When her husband is killed by a car bomb while their band is on tour in Charleston, Alanna doesn’t know where to turn. Her father-in-law is threatening to take custody of the baby she carries, but the one thing she knows for sure is that she can’t lose the last piece of Liam she has left.

Their manager offers her a marriage of convenience to gain her U.S. citizenship and allow her to escape her father-in-law’s control. It seems like the perfect solution . . . but her doubts begin almost as soon as she arrives at Barry’s family home, a decaying mansion surrounded by swamp.

To make matters worse, Liam’s best friend survived the car bomb. She’s never really liked Jesse and now she can’t seem to get away from him. When he takes Liam’s place in their band, it’s almost more than she can bear.

But then things start happening. Things that could easily cost Alanna her life—or the life of her unborn child. Are they merely coincidences? Or is there something much more sinister at work?

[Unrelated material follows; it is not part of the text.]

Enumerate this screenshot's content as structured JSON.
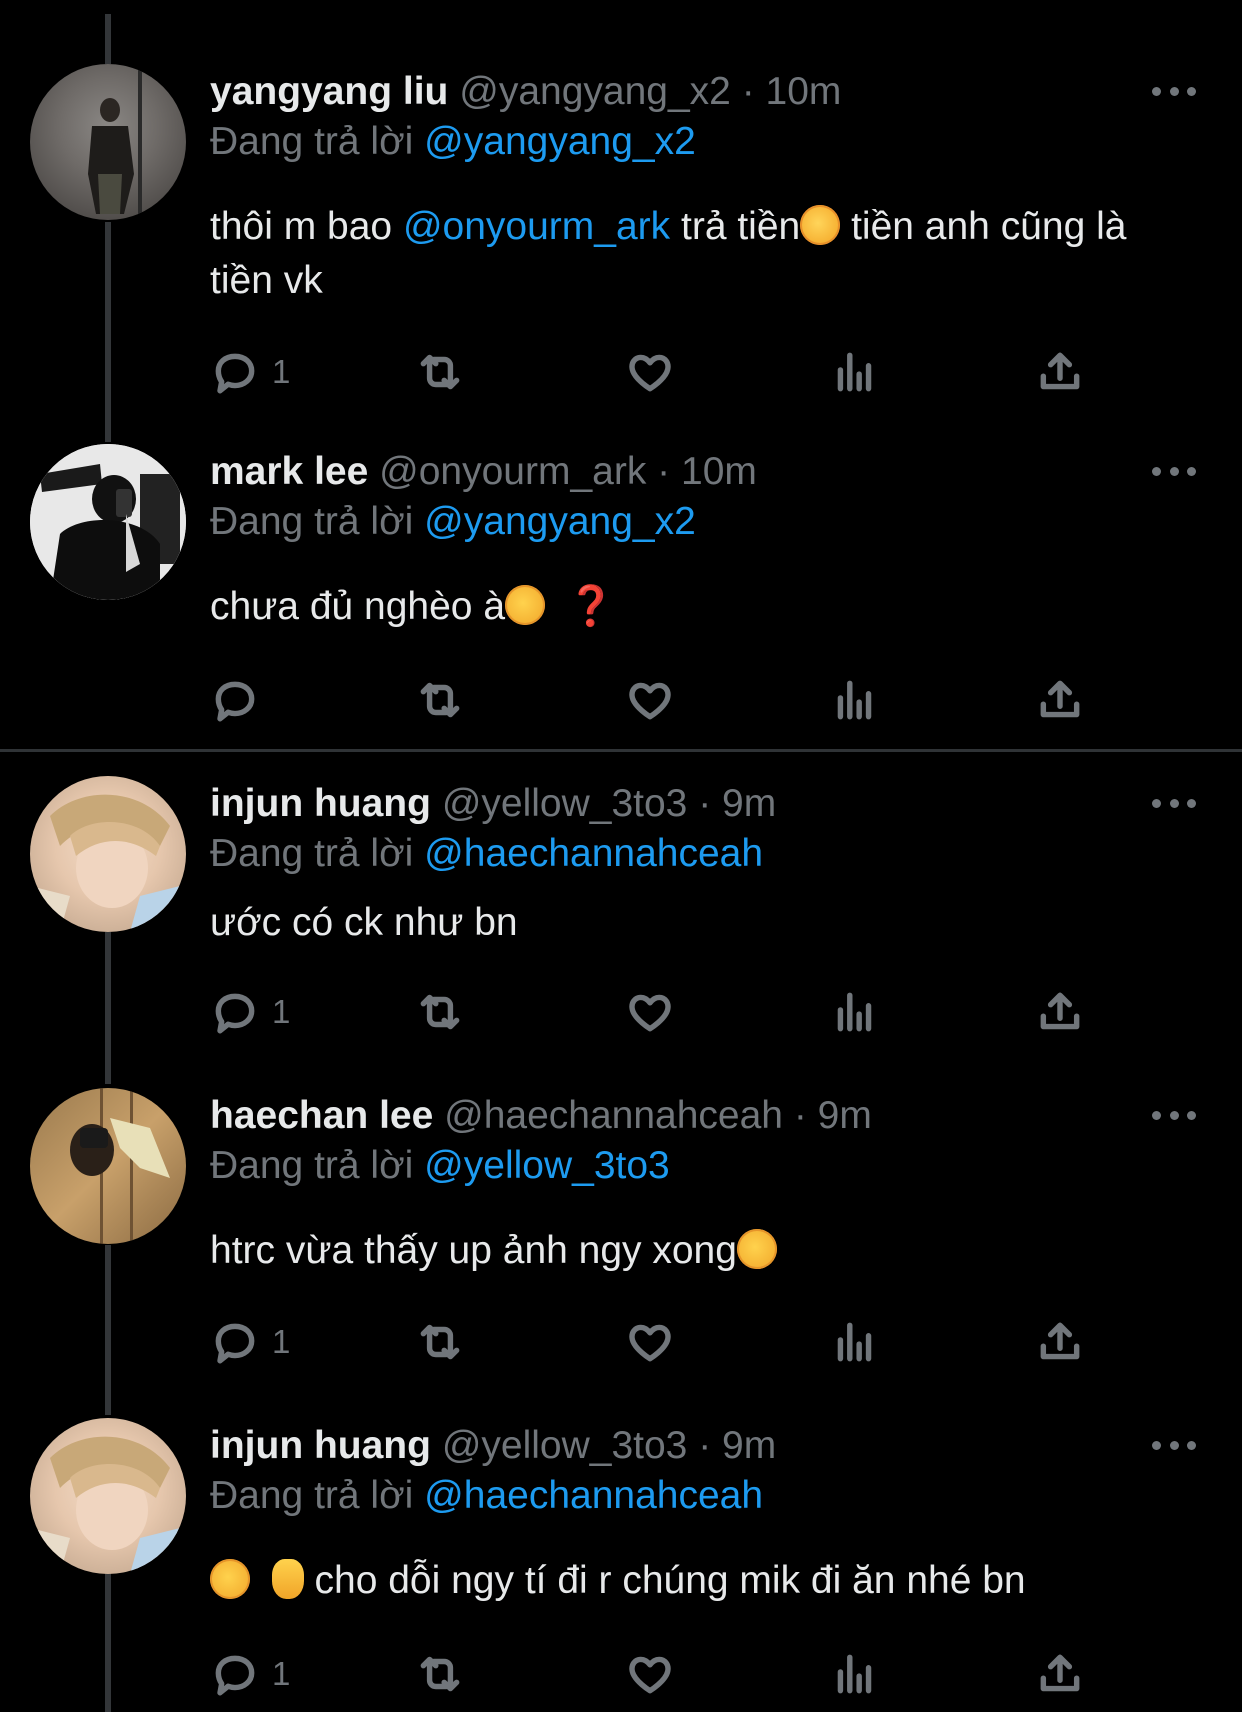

My Thoughts: I had never read a book by Colleen Coble but she’s a popular author in the Christian Fiction world so I was excited to request and read this book. I was a bit hesitant about it as I’m not a fan of romance but this book was light on the romance and heavy on the suspense (which is what I love).

The story was unique and had a gothic feel as a large part of it took place in a large dilapidated mansion in Charleston, South Carolina. It was very atmospheric and entertaining to read.

I enjoyed each page that I read, the writing was very fluid and the pacing was steady. I found the story very entertaining. Unfortunately, it was also very predictable and extremely far-fetched and unrealistic. I guessed each surprise and was a bit disappointed in the main character’s lack of insight into what was really happening.

Although the story was far-fetched and predictable, I still found it very entertaining and would definitely pick up another book by Colleen Coble in the future.

My Rating: 3 and a half stars

I received this book from Book Look Bloggers in exchange for an honest review.